(transferred to 35mm for its Sundance screening), broadcast slots look the most natural outlet.
Pic is framed by sequences of an exhilarated Salerno-Sonnenberg taking a hot-air balloon ride — one
symbolic of her recovery from a crisis that occurred a year earlier. Born to a musical family in Italy
and abandoned by her baritone-singer father at 3 months, she was taken to New York at age 8, but had
a tough time adjusting. Her evident talent led to studies at Juilliard; when she won a major violin
competition in 1982, a professional debut followed while Nadja was still in her teens.
The musician immediately divided critics: While some hailed the arrival of a genius, others
considered her playing style so mannered and over-the-top that it betrayed the composers’ intentions.
Given a rather working-class New Yawker personality, she struck many in the hidebound classical

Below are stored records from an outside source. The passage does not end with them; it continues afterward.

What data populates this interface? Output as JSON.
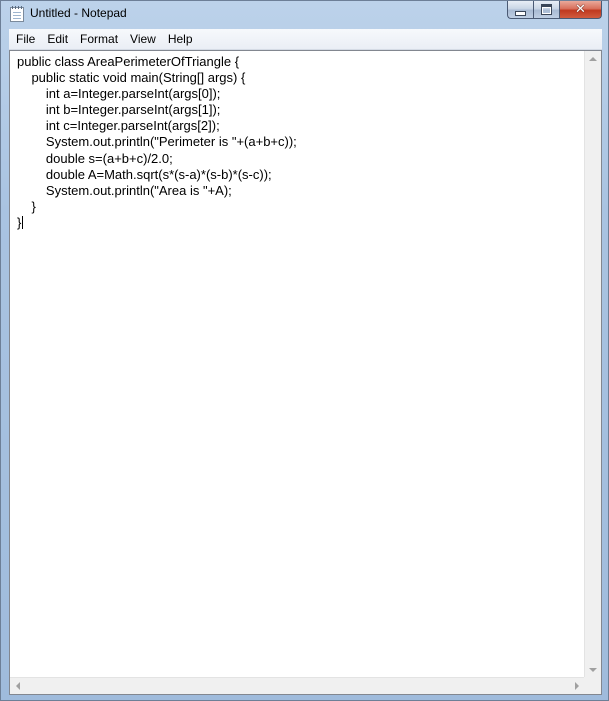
{
  "window": {
    "title": "Untitled - Notepad",
    "app_icon": "notepad-icon"
  },
  "caption_buttons": {
    "minimize_icon": "minimize-icon",
    "maximize_icon": "maximize-icon",
    "close_icon": "close-icon",
    "close_glyph": "✕"
  },
  "menu": {
    "items": [
      {
        "label": "File"
      },
      {
        "label": "Edit"
      },
      {
        "label": "Format"
      },
      {
        "label": "View"
      },
      {
        "label": "Help"
      }
    ]
  },
  "editor": {
    "text": "public class AreaPerimeterOfTriangle {\n    public static void main(String[] args) {\n        int a=Integer.parseInt(args[0]);\n        int b=Integer.parseInt(args[1]);\n        int c=Integer.parseInt(args[2]);\n        System.out.println(\"Perimeter is \"+(a+b+c));\n        double s=(a+b+c)/2.0;\n        double A=Math.sqrt(s*(s-a)*(s-b)*(s-c));\n        System.out.println(\"Area is \"+A);\n    }\n}"
  },
  "colors": {
    "frame": "#a9c3e1",
    "close_button": "#c0391f",
    "text": "#000000",
    "background": "#ffffff"
  }
}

world as lacking decorum.
Though insight into her personal life is limited here, docu conveys the difficulty Salerno-Sonnenberg

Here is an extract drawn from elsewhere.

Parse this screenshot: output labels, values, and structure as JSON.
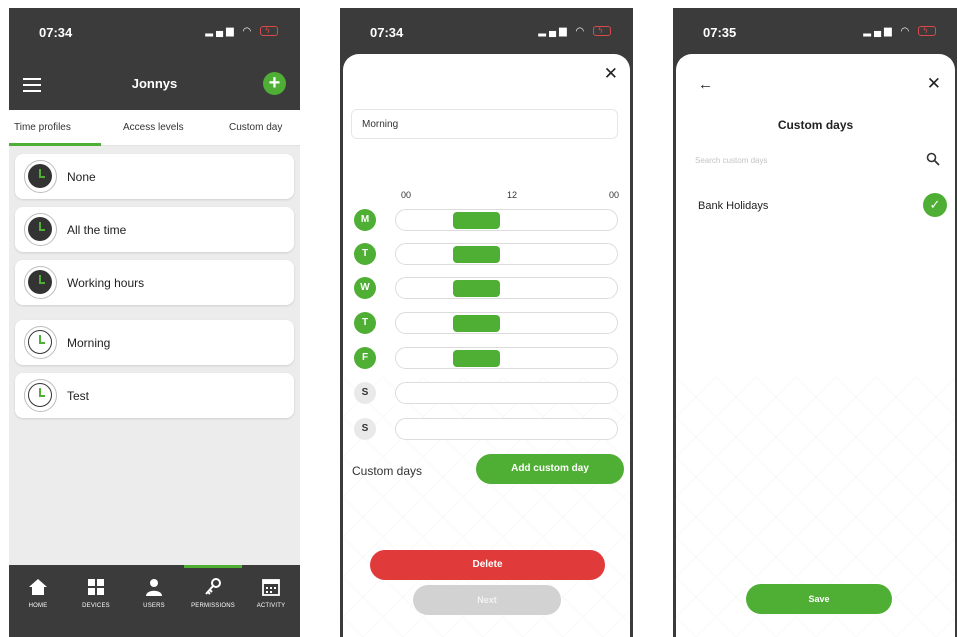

has experienced finding happiness outside performing. (Small wonder she says she’s by nature
attracted to “tortuously romantic” music.)
Depressive periods, and a career-endangering finger wound, presaged a barely unsuccessful suicide
attempt. Things seem to be going better since. But as Salerno-Sonnenberg notes — without a trace of
self-pity or melodrama — she “can’t help but feel more than anyone else I know. … Sometimes it’s a
Helmer Paola di Florio (a childhood friend of Nadja’s) weaves TV interviews, family home movies,
concert and rehearsal performances, and commentary from critics, colleagues and family alongside
verite footage of the subject at work or leisure. She’s often humorous and engaging (at one point we
find out that Nadja’s a “Star Trek” fanatic). But what “Speaking in Strings” captures most potently is
the “on the brink” quality of the artistic temperament in extremis.
Editing packs a lot into short running time, though pic never feels rushed. Sound recording
(particularly in musical segs) is excellent. Though competently shot, the film will definitely look
better on the small screen than in its viddish 35 transfer.
Composers rep’d in performance excerpts include Sibelius, Ravel, Shostakovich and an appealing new
work by Salerno-Sonnenberg’s peer and friend Mats Lindstrom.
Camera (color, vid-to-35mm), Peter Rader; editor, Ellen Goldwasser; original music, Karen Childs;
sound, di Florio; associate producers, Cindy Rosenberg, Julie Du Brow, Elizabeth Rodgers; additional
editing, Arthur Klein; additional camera, David Safian. Reviewed at Sundance Film Festival
(competing), Jan. 28, 1999. Running time: 73 MIN.